## What is being asked
Where the word "title" occurs in a line of the data, return the whole line.
:: Input data
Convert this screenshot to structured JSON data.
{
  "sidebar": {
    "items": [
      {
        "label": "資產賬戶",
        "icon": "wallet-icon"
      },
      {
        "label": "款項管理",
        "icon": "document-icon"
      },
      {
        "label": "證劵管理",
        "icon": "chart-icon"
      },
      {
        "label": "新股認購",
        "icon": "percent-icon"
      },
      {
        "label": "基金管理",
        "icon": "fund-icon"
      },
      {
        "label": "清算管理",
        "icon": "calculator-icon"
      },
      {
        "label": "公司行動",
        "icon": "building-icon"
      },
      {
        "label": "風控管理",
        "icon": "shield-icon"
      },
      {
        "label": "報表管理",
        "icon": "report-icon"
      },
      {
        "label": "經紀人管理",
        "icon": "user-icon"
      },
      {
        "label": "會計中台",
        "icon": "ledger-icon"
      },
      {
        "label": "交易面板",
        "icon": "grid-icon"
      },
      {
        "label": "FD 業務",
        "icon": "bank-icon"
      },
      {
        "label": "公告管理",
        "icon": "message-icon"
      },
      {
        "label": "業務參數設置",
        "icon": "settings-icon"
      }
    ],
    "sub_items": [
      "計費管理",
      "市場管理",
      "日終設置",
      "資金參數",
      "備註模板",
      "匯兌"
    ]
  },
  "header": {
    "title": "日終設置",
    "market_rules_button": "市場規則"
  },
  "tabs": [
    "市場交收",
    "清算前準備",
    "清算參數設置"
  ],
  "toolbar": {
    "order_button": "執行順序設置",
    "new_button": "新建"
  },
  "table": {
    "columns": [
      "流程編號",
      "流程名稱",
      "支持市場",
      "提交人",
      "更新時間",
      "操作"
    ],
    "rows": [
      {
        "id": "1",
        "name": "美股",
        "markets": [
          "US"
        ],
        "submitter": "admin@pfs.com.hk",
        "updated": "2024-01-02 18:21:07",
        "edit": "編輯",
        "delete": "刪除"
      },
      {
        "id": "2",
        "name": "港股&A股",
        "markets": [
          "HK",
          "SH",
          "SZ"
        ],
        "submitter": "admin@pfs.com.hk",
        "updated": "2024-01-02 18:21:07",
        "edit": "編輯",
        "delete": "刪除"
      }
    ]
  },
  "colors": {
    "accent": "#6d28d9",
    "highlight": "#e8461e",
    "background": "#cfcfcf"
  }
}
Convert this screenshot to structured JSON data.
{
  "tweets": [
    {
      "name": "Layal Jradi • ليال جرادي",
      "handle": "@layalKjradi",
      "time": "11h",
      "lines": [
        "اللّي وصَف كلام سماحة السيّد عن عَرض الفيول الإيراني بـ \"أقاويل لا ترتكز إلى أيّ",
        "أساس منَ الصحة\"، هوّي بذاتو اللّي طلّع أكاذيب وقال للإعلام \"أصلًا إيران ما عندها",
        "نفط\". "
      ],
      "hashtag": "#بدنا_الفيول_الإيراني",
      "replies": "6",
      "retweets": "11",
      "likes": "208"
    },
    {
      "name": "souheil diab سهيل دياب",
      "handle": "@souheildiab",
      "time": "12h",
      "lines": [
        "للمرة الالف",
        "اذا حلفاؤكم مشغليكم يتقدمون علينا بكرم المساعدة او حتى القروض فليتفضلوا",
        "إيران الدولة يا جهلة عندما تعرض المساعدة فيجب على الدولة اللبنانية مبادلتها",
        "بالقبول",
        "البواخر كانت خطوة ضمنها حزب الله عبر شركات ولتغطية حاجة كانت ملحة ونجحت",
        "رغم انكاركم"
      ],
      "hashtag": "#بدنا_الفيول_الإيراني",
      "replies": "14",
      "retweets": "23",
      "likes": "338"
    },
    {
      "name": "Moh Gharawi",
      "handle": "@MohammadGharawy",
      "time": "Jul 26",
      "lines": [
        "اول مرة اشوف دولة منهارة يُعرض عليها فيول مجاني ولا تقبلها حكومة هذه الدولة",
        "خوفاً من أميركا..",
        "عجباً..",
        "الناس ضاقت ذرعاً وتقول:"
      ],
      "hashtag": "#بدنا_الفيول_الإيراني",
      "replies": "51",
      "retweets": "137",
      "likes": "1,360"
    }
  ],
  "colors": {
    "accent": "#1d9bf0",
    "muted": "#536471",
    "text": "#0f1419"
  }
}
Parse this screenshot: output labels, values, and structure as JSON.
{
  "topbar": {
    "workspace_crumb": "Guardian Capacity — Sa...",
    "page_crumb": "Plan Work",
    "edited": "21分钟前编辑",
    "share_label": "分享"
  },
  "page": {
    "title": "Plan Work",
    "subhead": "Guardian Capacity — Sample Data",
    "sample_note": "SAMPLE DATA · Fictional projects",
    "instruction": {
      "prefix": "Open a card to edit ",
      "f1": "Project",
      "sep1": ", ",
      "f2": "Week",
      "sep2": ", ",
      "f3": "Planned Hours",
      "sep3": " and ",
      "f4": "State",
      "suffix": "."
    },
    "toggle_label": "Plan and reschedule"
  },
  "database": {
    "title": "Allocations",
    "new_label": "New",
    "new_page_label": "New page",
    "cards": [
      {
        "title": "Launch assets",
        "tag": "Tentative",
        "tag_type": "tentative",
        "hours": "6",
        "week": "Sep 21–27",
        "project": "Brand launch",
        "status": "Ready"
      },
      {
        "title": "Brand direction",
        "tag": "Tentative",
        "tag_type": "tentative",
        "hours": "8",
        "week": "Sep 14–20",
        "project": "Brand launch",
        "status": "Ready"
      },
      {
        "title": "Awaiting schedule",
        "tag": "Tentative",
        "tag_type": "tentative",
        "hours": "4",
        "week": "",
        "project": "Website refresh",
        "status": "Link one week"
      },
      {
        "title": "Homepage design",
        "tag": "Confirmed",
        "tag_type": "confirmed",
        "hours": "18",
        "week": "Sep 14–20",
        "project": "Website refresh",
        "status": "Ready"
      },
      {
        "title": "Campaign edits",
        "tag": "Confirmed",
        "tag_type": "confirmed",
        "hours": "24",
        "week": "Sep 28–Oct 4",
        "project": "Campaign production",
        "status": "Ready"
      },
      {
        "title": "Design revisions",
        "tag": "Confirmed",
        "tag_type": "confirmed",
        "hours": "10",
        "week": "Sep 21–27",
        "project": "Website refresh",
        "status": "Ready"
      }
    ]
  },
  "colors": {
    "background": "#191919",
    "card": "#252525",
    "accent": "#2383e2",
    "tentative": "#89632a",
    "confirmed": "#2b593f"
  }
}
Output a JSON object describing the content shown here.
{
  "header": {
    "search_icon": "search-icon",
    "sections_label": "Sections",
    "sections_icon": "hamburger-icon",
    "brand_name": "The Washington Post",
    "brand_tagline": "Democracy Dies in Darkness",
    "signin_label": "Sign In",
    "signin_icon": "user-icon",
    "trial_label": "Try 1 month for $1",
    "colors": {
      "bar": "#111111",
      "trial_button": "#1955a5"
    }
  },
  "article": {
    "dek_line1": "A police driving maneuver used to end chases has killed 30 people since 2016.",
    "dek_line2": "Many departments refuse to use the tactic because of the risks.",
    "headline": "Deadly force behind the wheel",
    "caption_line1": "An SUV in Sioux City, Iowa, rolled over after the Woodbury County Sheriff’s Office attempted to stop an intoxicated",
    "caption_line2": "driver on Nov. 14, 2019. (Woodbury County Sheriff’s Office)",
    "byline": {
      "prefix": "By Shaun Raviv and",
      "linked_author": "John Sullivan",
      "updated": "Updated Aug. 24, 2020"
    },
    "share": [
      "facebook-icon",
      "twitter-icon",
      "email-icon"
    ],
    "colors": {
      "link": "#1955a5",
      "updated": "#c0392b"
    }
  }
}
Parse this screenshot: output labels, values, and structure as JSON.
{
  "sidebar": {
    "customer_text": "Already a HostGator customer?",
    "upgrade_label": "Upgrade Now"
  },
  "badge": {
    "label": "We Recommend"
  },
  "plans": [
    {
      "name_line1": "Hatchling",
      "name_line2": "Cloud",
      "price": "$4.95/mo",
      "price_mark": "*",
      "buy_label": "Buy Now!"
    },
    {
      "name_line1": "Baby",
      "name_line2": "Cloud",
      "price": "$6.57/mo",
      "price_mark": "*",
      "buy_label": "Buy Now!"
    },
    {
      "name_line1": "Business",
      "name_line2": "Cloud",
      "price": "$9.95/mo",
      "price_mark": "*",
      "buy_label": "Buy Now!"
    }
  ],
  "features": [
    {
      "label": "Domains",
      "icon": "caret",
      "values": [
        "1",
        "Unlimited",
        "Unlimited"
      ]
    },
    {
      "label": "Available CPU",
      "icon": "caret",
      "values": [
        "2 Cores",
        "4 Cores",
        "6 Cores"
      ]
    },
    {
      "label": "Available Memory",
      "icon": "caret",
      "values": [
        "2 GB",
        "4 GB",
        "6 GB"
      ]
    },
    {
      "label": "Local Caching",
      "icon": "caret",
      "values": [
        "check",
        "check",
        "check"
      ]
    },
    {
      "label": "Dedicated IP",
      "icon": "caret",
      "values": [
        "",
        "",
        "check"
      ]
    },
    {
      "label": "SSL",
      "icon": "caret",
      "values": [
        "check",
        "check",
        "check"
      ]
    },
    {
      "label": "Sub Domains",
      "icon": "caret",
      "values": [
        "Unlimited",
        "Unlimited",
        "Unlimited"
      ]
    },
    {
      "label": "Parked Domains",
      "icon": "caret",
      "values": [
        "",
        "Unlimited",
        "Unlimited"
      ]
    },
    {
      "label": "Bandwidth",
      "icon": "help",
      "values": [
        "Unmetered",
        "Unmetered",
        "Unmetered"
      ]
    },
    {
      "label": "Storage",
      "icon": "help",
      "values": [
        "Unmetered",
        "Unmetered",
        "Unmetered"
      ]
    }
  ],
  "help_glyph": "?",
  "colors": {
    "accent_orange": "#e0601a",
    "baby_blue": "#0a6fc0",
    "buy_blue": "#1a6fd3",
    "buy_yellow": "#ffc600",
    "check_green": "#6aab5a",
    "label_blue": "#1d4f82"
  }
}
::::
## Written reply
    "title": "日終設置",
    "title": "Plan Work",
    "title": "Allocations",
        "title": "Launch assets",
        "title": "Brand direction",
        "title": "Awaiting schedule",
        "title": "Homepage design",
        "title": "Campaign edits",
        "title": "Design revisions",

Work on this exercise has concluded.